◆ WHAT IS NEEDED
Your response must be made up of each line in the data below that contains the string "Average".

◆ GIVEN RECORDS
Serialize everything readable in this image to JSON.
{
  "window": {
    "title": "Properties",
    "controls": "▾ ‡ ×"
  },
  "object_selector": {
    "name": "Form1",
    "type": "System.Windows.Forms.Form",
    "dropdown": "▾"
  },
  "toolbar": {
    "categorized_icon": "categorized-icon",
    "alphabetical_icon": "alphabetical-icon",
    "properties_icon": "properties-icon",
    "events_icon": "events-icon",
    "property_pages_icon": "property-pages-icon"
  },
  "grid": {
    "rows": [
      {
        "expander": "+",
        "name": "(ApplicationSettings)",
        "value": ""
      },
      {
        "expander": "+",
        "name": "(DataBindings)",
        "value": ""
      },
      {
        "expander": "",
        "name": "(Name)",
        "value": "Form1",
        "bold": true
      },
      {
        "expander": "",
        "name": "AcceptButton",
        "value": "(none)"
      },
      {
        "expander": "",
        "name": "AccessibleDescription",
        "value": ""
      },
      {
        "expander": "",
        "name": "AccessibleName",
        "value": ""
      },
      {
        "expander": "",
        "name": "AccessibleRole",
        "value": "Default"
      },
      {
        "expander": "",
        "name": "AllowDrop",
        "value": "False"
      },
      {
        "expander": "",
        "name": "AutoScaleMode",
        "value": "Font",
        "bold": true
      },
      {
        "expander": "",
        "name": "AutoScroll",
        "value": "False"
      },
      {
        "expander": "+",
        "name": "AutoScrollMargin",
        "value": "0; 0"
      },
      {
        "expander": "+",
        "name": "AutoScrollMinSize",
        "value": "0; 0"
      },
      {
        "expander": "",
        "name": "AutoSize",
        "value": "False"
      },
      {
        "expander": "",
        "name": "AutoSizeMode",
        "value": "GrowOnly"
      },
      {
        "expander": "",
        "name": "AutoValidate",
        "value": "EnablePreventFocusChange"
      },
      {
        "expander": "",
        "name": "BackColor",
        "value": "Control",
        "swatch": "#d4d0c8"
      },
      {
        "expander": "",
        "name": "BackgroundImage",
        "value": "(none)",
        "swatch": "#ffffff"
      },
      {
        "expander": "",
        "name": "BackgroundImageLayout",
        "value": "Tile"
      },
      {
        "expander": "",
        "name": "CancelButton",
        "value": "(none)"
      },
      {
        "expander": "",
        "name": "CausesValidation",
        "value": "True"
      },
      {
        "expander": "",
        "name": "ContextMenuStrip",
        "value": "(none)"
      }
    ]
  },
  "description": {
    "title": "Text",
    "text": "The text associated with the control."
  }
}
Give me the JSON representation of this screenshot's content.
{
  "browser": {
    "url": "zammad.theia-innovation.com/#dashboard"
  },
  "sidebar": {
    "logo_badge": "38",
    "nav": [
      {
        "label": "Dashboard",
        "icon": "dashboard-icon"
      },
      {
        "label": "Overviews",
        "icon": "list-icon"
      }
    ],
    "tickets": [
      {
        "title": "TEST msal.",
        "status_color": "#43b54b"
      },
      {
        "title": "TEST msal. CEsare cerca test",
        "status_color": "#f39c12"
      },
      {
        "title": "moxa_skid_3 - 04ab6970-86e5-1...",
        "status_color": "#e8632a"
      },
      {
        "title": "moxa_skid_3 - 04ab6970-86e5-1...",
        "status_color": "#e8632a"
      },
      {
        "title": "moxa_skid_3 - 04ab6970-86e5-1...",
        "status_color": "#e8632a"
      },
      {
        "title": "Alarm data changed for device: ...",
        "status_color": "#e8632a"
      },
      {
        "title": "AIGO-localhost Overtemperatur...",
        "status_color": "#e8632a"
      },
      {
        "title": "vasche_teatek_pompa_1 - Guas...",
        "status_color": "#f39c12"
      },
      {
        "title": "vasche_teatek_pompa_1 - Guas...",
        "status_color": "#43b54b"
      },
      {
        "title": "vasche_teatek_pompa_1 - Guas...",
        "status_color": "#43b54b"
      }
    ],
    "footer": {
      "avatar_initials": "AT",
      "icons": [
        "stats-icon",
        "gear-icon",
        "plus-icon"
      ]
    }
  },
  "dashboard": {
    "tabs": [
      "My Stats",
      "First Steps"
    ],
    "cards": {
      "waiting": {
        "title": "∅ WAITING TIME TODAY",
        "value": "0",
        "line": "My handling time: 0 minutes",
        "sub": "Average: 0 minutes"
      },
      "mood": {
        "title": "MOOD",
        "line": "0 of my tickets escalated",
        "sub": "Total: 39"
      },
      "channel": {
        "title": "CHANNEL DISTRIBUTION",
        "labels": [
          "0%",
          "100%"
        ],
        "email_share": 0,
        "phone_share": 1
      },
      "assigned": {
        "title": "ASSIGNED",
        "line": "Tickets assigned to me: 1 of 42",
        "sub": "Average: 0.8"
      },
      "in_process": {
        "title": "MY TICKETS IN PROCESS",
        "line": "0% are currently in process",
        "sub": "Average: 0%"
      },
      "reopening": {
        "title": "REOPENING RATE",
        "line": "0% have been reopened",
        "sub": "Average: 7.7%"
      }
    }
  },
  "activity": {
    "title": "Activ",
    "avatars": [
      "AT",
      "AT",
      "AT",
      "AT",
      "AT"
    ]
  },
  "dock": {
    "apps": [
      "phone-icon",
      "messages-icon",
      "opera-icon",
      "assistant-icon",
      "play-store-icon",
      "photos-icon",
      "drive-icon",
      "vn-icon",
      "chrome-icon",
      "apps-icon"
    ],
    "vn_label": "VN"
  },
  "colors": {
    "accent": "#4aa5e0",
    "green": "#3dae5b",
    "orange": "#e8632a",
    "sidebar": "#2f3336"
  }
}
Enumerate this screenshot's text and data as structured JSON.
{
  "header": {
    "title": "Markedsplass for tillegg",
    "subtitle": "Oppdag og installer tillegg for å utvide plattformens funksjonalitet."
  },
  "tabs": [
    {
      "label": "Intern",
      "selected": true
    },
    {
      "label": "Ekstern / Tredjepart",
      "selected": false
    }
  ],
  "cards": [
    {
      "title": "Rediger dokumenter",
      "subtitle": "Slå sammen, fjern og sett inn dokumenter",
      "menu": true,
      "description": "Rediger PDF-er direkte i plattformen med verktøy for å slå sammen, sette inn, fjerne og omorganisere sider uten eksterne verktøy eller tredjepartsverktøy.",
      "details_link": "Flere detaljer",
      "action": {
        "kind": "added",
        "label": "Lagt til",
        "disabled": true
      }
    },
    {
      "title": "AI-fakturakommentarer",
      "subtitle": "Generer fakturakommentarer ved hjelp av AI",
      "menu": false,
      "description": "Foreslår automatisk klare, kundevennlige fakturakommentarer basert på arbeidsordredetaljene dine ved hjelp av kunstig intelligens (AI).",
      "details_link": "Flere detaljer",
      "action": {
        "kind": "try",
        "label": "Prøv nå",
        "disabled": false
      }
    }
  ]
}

◆ WRITTEN ANSWER
        "sub": "Average: 0 minutes"
        "sub": "Average: 0.8"
        "sub": "Average: 0%"
        "sub": "Average: 7.7%"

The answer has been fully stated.